(Beginning of DATASET EXCERPTS)

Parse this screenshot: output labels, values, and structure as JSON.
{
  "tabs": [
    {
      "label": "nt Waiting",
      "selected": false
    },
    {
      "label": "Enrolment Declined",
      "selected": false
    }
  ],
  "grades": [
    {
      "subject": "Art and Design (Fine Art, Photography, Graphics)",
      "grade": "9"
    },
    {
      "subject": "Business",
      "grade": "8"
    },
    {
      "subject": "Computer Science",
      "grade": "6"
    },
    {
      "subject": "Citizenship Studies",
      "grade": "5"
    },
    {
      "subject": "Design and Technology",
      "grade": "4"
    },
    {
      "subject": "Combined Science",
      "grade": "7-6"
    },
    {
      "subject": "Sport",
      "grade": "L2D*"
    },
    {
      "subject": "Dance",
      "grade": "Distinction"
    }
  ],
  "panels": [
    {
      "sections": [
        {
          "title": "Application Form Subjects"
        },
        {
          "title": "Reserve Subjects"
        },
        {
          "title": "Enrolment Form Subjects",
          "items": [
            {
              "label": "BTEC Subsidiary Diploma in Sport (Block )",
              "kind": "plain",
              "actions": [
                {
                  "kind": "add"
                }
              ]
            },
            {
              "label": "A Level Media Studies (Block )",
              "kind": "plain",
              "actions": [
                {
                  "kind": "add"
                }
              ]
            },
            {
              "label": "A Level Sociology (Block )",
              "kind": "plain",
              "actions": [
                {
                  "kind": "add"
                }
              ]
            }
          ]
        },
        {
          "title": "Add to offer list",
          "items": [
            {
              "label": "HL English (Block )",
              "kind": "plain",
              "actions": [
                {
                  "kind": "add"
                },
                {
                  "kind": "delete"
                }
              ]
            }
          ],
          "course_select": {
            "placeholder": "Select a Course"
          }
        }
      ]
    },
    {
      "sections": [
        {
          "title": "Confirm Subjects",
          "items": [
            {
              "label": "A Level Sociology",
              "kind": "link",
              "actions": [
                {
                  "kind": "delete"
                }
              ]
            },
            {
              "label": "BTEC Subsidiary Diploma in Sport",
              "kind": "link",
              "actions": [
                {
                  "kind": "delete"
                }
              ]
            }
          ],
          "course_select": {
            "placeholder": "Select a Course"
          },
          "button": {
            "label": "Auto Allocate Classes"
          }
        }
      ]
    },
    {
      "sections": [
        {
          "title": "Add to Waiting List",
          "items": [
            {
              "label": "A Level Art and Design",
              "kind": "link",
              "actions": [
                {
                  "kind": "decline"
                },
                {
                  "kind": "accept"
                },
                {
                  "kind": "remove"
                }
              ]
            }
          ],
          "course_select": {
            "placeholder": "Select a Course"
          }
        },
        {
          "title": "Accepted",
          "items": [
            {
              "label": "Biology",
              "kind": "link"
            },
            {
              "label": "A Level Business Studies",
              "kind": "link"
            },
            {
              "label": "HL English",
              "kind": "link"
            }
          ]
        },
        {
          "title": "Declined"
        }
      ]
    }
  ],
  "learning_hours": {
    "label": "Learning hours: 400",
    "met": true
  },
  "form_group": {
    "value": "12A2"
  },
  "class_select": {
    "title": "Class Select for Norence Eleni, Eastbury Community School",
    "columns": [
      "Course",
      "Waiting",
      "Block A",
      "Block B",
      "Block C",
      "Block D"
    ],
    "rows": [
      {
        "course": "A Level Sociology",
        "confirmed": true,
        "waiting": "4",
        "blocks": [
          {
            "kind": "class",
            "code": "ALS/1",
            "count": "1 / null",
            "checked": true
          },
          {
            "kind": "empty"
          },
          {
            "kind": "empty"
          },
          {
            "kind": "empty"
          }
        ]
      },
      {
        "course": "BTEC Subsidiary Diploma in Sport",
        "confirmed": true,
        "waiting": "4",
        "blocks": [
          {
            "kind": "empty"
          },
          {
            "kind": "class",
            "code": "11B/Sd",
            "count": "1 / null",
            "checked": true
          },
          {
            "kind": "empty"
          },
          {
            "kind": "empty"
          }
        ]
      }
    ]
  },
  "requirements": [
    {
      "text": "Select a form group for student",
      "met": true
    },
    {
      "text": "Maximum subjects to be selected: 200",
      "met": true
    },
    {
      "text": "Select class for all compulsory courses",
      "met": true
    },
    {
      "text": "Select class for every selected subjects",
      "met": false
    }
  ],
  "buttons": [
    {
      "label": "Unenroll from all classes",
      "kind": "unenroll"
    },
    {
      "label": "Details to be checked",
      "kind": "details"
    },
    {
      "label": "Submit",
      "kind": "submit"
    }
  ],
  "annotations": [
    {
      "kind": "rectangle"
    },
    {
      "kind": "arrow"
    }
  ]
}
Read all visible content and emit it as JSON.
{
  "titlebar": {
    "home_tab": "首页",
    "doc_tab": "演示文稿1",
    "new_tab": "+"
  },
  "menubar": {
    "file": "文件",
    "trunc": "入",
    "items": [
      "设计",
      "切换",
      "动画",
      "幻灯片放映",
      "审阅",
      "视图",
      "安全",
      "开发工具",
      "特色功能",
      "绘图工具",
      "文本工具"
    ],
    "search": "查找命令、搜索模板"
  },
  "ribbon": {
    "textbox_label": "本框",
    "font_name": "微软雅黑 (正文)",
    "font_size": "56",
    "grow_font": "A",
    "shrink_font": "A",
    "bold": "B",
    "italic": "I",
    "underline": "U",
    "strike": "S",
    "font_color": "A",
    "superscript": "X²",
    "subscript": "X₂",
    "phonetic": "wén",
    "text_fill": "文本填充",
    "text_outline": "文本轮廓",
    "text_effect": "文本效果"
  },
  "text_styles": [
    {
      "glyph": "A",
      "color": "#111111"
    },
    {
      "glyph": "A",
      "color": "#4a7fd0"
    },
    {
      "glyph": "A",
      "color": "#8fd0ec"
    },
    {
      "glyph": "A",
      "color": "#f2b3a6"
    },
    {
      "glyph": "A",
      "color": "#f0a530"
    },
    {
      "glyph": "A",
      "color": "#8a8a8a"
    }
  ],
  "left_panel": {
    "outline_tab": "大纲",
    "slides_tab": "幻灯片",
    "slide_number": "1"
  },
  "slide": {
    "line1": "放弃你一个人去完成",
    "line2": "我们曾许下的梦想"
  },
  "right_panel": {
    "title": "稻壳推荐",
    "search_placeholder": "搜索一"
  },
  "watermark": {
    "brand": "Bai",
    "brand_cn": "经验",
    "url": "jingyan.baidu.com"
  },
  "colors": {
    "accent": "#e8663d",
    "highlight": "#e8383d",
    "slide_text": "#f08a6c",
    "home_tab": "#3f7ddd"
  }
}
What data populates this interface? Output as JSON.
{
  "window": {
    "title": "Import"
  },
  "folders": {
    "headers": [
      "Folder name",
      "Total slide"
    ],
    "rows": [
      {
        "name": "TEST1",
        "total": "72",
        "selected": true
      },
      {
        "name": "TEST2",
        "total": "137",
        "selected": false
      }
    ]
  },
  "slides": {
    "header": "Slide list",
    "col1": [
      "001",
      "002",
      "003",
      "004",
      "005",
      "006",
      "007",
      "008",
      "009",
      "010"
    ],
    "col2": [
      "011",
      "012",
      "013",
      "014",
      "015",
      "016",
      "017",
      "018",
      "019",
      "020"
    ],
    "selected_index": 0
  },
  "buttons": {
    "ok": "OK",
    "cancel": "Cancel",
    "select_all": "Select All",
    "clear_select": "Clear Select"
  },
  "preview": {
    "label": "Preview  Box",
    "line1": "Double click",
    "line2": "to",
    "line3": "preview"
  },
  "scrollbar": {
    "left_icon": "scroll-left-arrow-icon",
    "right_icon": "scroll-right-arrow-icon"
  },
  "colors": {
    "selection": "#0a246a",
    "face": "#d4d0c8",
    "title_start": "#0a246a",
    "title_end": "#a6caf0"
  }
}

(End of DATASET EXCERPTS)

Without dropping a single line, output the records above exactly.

Parse this screenshot: output labels, values, and structure as JSON.
{
  "tabs": [
    {
      "label": "nt Waiting",
      "selected": false
    },
    {
      "label": "Enrolment Declined",
      "selected": false
    }
  ],
  "grades": [
    {
      "subject": "Art and Design (Fine Art, Photography, Graphics)",
      "grade": "9"
    },
    {
      "subject": "Business",
      "grade": "8"
    },
    {
      "subject": "Computer Science",
      "grade": "6"
    },
    {
      "subject": "Citizenship Studies",
      "grade": "5"
    },
    {
      "subject": "Design and Technology",
      "grade": "4"
    },
    {
      "subject": "Combined Science",
      "grade": "7-6"
    },
    {
      "subject": "Sport",
      "grade": "L2D*"
    },
    {
      "subject": "Dance",
      "grade": "Distinction"
    }
  ],
  "panels": [
    {
      "sections": [
        {
          "title": "Application Form Subjects"
        },
        {
          "title": "Reserve Subjects"
        },
        {
          "title": "Enrolment Form Subjects",
          "items": [
            {
              "label": "BTEC Subsidiary Diploma in Sport (Block )",
              "kind": "plain",
              "actions": [
                {
                  "kind": "add"
                }
              ]
            },
            {
              "label": "A Level Media Studies (Block )",
              "kind": "plain",
              "actions": [
                {
                  "kind": "add"
                }
              ]
            },
            {
              "label": "A Level Sociology (Block )",
              "kind": "plain",
              "actions": [
                {
                  "kind": "add"
                }
              ]
            }
          ]
        },
        {
          "title": "Add to offer list",
          "items": [
            {
              "label": "HL English (Block )",
              "kind": "plain",
              "actions": [
                {
                  "kind": "add"
                },
                {
                  "kind": "delete"
                }
              ]
            }
          ],
          "course_select": {
            "placeholder": "Select a Course"
          }
        }
      ]
    },
    {
      "sections": [
        {
          "title": "Confirm Subjects",
          "items": [
            {
              "label": "A Level Sociology",
              "kind": "link",
              "actions": [
                {
                  "kind": "delete"
                }
              ]
            },
            {
              "label": "BTEC Subsidiary Diploma in Sport",
              "kind": "link",
              "actions": [
                {
                  "kind": "delete"
                }
              ]
            }
          ],
          "course_select": {
            "placeholder": "Select a Course"
          },
          "button": {
            "label": "Auto Allocate Classes"
          }
        }
      ]
    },
    {
      "sections": [
        {
          "title": "Add to Waiting List",
          "items": [
            {
              "label": "A Level Art and Design",
              "kind": "link",
              "actions": [
                {
                  "kind": "decline"
                },
                {
                  "kind": "accept"
                },
                {
                  "kind": "remove"
                }
              ]
            }
          ],
          "course_select": {
            "placeholder": "Select a Course"
          }
        },
        {
          "title": "Accepted",
          "items": [
            {
              "label": "Biology",
              "kind": "link"
            },
            {
              "label": "A Level Business Studies",
              "kind": "link"
            },
            {
              "label": "HL English",
              "kind": "link"
            }
          ]
        },
        {
          "title": "Declined"
        }
      ]
    }
  ],
  "learning_hours": {
    "label": "Learning hours: 400",
    "met": true
  },
  "form_group": {
    "value": "12A2"
  },
  "class_select": {
    "title": "Class Select for Norence Eleni, Eastbury Community School",
    "columns": [
      "Course",
      "Waiting",
      "Block A",
      "Block B",
      "Block C",
      "Block D"
    ],
    "rows": [
      {
        "course": "A Level Sociology",
        "confirmed": true,
        "waiting": "4",
        "blocks": [
          {
            "kind": "class",
            "code": "ALS/1",
            "count": "1 / null",
            "checked": true
          },
          {
            "kind": "empty"
          },
          {
            "kind": "empty"
          },
          {
            "kind": "empty"
          }
        ]
      },
      {
        "course": "BTEC Subsidiary Diploma in Sport",
        "confirmed": true,
        "waiting": "4",
        "blocks": [
          {
            "kind": "empty"
          },
          {
            "kind": "class",
            "code": "11B/Sd",
            "count": "1 / null",
            "checked": true
          },
          {
            "kind": "empty"
          },
          {
            "kind": "empty"
          }
        ]
      }
    ]
  },
  "requirements": [
    {
      "text": "Select a form group for student",
      "met": true
    },
    {
      "text": "Maximum subjects to be selected: 200",
      "met": true
    },
    {
      "text": "Select class for all compulsory courses",
      "met": true
    },
    {
      "text": "Select class for every selected subjects",
      "met": false
    }
  ],
  "buttons": [
    {
      "label": "Unenroll from all classes",
      "kind": "unenroll"
    },
    {
      "label": "Details to be checked",
      "kind": "details"
    },
    {
      "label": "Submit",
      "kind": "submit"
    }
  ],
  "annotations": [
    {
      "kind": "rectangle"
    },
    {
      "kind": "arrow"
    }
  ]
}
Read all visible content and emit it as JSON.
{
  "titlebar": {
    "home_tab": "首页",
    "doc_tab": "演示文稿1",
    "new_tab": "+"
  },
  "menubar": {
    "file": "文件",
    "trunc": "入",
    "items": [
      "设计",
      "切换",
      "动画",
      "幻灯片放映",
      "审阅",
      "视图",
      "安全",
      "开发工具",
      "特色功能",
      "绘图工具",
      "文本工具"
    ],
    "search": "查找命令、搜索模板"
  },
  "ribbon": {
    "textbox_label": "本框",
    "font_name": "微软雅黑 (正文)",
    "font_size": "56",
    "grow_font": "A",
    "shrink_font": "A",
    "bold": "B",
    "italic": "I",
    "underline": "U",
    "strike": "S",
    "font_color": "A",
    "superscript": "X²",
    "subscript": "X₂",
    "phonetic": "wén",
    "text_fill": "文本填充",
    "text_outline": "文本轮廓",
    "text_effect": "文本效果"
  },
  "text_styles": [
    {
      "glyph": "A",
      "color": "#111111"
    },
    {
      "glyph": "A",
      "color": "#4a7fd0"
    },
    {
      "glyph": "A",
      "color": "#8fd0ec"
    },
    {
      "glyph": "A",
      "color": "#f2b3a6"
    },
    {
      "glyph": "A",
      "color": "#f0a530"
    },
    {
      "glyph": "A",
      "color": "#8a8a8a"
    }
  ],
  "left_panel": {
    "outline_tab": "大纲",
    "slides_tab": "幻灯片",
    "slide_number": "1"
  },
  "slide": {
    "line1": "放弃你一个人去完成",
    "line2": "我们曾许下的梦想"
  },
  "right_panel": {
    "title": "稻壳推荐",
    "search_placeholder": "搜索一"
  },
  "watermark": {
    "brand": "Bai",
    "brand_cn": "经验",
    "url": "jingyan.baidu.com"
  },
  "colors": {
    "accent": "#e8663d",
    "highlight": "#e8383d",
    "slide_text": "#f08a6c",
    "home_tab": "#3f7ddd"
  }
}
What data populates this interface? Output as JSON.
{
  "window": {
    "title": "Import"
  },
  "folders": {
    "headers": [
      "Folder name",
      "Total slide"
    ],
    "rows": [
      {
        "name": "TEST1",
        "total": "72",
        "selected": true
      },
      {
        "name": "TEST2",
        "total": "137",
        "selected": false
      }
    ]
  },
  "slides": {
    "header": "Slide list",
    "col1": [
      "001",
      "002",
      "003",
      "004",
      "005",
      "006",
      "007",
      "008",
      "009",
      "010"
    ],
    "col2": [
      "011",
      "012",
      "013",
      "014",
      "015",
      "016",
      "017",
      "018",
      "019",
      "020"
    ],
    "selected_index": 0
  },
  "buttons": {
    "ok": "OK",
    "cancel": "Cancel",
    "select_all": "Select All",
    "clear_select": "Clear Select"
  },
  "preview": {
    "label": "Preview  Box",
    "line1": "Double click",
    "line2": "to",
    "line3": "preview"
  },
  "scrollbar": {
    "left_icon": "scroll-left-arrow-icon",
    "right_icon": "scroll-right-arrow-icon"
  },
  "colors": {
    "selection": "#0a246a",
    "face": "#d4d0c8",
    "title_start": "#0a246a",
    "title_end": "#a6caf0"
  }
}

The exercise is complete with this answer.